▶ [MATERIAL FOR THIS EXERCISE]
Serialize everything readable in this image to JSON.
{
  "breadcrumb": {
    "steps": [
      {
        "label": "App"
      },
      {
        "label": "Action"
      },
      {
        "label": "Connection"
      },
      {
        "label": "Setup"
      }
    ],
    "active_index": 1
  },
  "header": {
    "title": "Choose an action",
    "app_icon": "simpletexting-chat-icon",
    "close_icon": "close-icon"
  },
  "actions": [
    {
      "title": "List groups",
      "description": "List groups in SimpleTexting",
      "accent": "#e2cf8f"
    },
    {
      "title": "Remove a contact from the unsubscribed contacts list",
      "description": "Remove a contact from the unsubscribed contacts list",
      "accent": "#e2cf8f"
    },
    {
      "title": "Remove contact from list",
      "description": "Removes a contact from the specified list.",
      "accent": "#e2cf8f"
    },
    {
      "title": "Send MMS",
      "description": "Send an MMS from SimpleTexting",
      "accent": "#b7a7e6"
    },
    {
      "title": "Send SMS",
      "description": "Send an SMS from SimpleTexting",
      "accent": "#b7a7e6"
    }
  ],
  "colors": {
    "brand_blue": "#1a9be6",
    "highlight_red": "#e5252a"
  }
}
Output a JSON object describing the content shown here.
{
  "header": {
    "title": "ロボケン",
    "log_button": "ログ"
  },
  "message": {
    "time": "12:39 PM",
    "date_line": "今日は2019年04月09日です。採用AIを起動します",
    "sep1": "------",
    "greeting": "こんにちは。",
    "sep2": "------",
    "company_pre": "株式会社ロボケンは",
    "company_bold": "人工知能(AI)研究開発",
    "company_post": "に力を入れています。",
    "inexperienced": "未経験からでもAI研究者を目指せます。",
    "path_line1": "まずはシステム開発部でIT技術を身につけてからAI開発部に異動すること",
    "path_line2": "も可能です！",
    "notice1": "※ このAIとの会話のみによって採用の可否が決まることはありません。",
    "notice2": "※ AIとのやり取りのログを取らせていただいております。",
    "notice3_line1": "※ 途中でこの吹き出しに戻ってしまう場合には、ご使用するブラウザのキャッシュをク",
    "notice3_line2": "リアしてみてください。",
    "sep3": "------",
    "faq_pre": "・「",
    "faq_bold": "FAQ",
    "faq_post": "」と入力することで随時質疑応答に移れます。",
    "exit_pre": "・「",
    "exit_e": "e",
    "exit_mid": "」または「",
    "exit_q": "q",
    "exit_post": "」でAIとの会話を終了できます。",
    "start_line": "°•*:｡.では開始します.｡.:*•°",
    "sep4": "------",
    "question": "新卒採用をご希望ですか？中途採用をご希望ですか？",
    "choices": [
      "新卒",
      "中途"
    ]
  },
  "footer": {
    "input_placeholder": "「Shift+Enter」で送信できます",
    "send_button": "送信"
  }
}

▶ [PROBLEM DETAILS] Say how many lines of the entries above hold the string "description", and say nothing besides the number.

▶ [ANSWER TO THIS TASK] 5